━━ Data supplied

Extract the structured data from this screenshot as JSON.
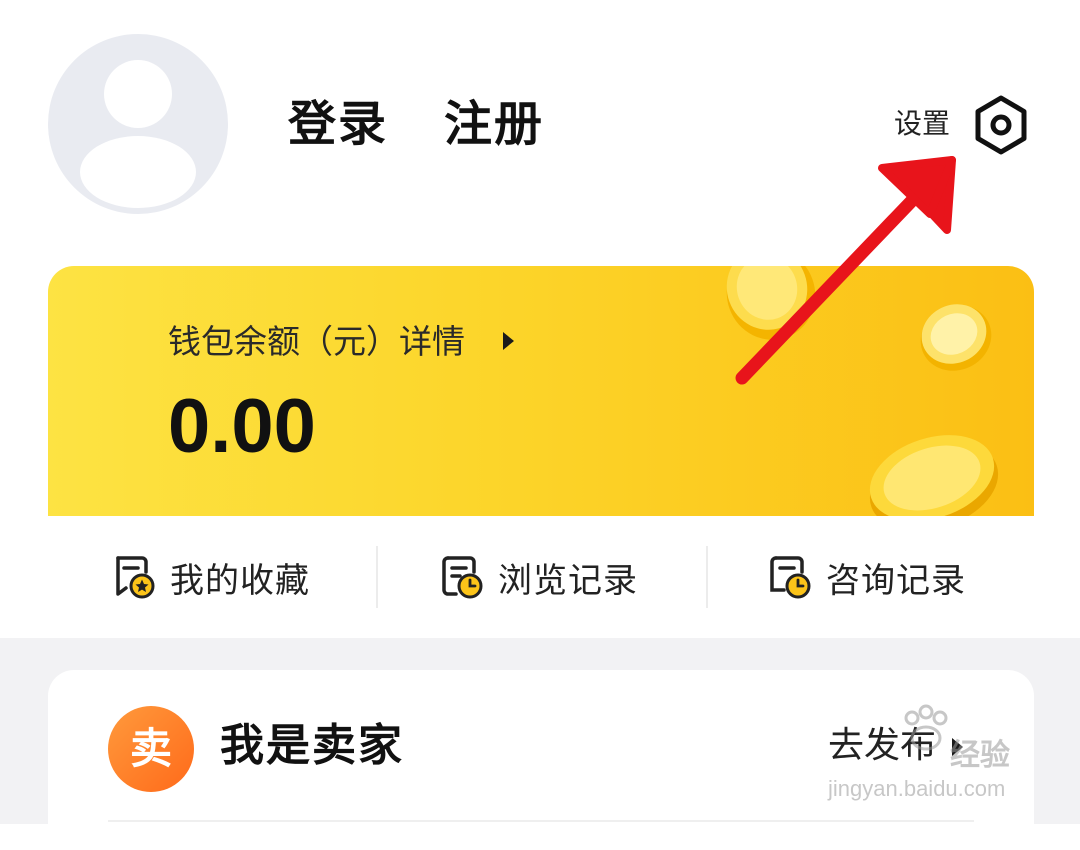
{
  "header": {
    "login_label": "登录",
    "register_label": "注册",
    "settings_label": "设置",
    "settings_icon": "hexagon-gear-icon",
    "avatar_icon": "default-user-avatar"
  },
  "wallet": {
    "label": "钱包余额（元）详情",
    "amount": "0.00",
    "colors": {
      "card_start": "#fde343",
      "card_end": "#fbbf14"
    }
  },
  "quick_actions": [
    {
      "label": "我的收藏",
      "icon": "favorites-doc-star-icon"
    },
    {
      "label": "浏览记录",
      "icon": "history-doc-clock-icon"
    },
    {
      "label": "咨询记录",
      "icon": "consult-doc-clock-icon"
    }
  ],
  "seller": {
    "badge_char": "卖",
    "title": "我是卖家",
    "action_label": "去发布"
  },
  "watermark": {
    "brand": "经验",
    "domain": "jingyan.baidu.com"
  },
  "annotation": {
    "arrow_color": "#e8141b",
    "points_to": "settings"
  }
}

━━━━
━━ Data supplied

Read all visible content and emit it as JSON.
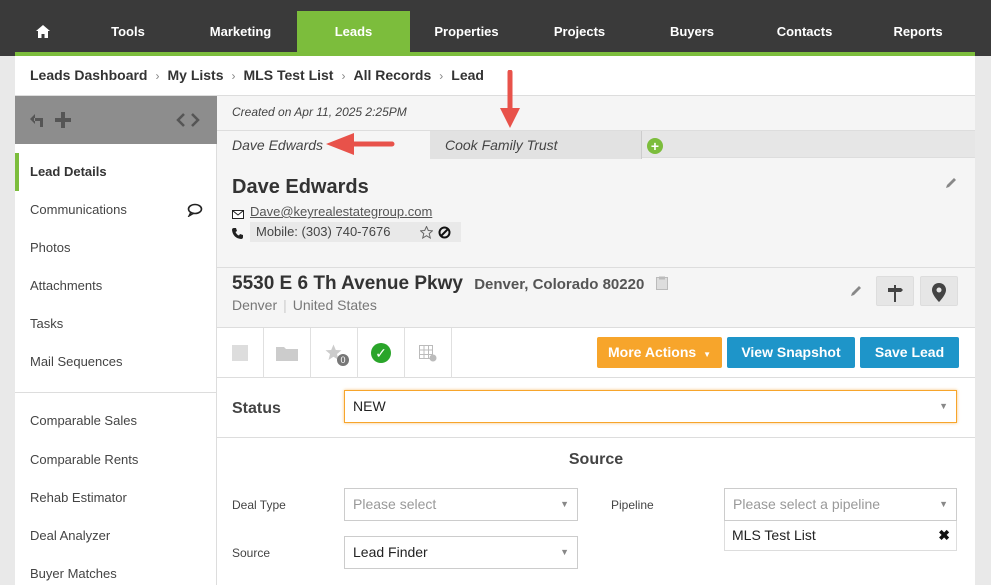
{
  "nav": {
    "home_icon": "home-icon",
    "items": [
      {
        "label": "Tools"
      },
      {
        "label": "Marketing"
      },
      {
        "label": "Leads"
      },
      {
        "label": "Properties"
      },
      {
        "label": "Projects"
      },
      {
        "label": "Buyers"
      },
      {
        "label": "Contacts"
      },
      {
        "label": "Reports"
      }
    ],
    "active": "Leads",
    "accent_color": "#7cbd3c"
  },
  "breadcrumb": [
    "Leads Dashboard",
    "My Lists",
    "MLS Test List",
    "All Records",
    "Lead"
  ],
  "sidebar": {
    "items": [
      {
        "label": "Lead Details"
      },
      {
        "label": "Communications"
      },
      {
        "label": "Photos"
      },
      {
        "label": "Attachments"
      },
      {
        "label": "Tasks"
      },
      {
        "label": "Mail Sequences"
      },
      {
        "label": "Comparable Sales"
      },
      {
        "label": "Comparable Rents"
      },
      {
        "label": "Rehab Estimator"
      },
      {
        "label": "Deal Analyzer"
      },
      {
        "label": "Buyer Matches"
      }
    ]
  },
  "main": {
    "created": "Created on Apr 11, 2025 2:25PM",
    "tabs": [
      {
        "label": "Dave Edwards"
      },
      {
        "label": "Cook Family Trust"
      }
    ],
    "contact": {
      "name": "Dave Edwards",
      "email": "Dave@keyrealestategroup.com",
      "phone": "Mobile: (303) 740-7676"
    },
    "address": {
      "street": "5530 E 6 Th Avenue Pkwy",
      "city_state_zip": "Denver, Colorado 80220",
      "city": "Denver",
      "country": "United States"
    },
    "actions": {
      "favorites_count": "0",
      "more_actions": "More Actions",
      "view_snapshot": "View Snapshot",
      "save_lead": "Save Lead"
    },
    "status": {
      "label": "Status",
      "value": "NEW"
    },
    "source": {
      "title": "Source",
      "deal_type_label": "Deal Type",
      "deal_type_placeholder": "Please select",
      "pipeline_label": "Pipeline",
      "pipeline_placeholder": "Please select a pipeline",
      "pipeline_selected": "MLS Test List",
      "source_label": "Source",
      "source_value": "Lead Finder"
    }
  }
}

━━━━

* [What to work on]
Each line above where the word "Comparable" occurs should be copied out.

* [Task result]
        "label": "Comparable Sales"
        "label": "Comparable Rents"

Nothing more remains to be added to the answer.